Traces of a chemical banned 30 years ago caused brain abnormalities in newborn lab animals which are similar to defects in children with autism, according to a new study by University of California scientists. The new research shows brain development is skewed when animals are exposed to amounts of PCBs in the same range as some highly exposed people. PCBs were one of the world’s most widely used chemicals, their use peaking in the 1970s, mostly as insulating fluids in large electrical equipment. Although banned in the west in the 1970’s, they are still among the most pervasive contaminants on the planet, and exposure is difficult to avoid because they have spread globally and built up in food chains. Our comment: Avoidance of these
chemicals may be difficult, but supporting the bodies’ own detoxification process is likely to improve their elimination from the body. This means plenty of water, and fresh fruit and vegetables, and avoiding other substances that overload the detoxification processes.
There are a number of problems with this response to the UC study – Patrick Holford goes way, way beyond the study‘s conclusions, and his suggested ‘treatments’ for the alleged PCBs/autism link are unproven. The study itself has also been criticised.
The article is – to give it some credit – pretty explicit about its limitations. This is a study on rats – effects may or may not be replicated in humans. The article is clear that that, while it is possible that there may be a link between autism spectrum disorders and the exposure of babies and children to PCBs, “to date no evidence exists to support such a scenario”. The study’s authors do support further investigation of this scenario – but explicitly state that they do not have evidence that PCBs are linked to autism. This lack of evidence is not reflected in Holford’s summary of the article.
Holford also advises detoxifying from PCBs through “plenty of water, and fresh fruit and vegetables”. I haven’t been able to find any evidence of efficacy for this approach. One of the nasty things about PCBs is the way that they accumulate in your body if you are exposed to them; sadly, if someone has been exposed to high levels of PCBs then doctors can only offer symptomatic treatment. In terms of dietary interventions, all I could find was a warning that “PCBs stored in fat can be mobilized by the patients crash dieting” (i.e. if you fear that you’ve suffered too much PCB exposure, seek medical advice and don’t rush into any radical dietary changes).
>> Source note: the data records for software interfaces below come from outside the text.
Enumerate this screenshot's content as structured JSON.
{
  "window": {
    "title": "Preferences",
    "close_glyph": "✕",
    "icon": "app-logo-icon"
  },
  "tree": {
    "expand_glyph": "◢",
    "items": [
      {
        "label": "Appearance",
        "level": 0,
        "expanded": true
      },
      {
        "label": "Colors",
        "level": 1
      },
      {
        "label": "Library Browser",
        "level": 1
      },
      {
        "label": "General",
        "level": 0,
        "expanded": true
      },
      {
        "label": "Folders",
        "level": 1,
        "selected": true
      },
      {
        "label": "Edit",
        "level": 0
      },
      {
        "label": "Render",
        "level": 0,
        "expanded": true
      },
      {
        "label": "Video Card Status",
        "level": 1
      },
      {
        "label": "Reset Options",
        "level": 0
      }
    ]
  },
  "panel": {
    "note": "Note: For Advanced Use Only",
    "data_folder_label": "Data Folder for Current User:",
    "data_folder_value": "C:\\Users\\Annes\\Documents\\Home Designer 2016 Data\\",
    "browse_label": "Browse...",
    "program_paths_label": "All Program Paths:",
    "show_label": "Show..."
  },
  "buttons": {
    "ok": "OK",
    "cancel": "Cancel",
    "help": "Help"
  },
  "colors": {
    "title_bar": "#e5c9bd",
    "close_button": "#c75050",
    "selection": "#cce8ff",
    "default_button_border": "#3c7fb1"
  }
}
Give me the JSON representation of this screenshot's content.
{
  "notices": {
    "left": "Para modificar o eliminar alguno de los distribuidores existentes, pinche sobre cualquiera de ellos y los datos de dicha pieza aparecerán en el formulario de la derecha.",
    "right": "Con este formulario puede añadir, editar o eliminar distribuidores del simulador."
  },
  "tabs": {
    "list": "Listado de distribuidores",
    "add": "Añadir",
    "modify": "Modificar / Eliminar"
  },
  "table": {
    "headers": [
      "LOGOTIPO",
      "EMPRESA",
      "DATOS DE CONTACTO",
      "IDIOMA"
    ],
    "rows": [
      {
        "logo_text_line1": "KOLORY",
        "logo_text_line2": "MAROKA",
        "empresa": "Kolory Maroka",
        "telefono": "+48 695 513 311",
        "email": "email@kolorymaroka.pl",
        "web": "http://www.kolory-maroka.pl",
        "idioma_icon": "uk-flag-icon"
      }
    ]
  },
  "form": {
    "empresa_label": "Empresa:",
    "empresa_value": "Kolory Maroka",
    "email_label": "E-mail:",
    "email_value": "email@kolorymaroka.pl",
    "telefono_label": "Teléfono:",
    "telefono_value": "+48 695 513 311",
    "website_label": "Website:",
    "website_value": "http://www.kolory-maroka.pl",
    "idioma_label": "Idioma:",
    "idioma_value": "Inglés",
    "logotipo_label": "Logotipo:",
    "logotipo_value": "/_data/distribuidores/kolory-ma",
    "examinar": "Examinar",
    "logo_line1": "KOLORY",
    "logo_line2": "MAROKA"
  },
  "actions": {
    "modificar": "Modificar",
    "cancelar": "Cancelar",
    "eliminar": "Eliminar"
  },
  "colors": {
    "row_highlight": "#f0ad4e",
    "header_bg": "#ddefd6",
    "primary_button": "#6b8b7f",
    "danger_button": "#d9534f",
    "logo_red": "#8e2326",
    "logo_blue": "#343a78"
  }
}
The final thing to note is that there are broader issues around the quality of the article which Holford is referencing. Autism Diva covers this better than I could – questioning some of the claims of an ‘autism epidemic’, and asking why populations exposed to high levels of PCBs don’t show a correspondingly high level of autism.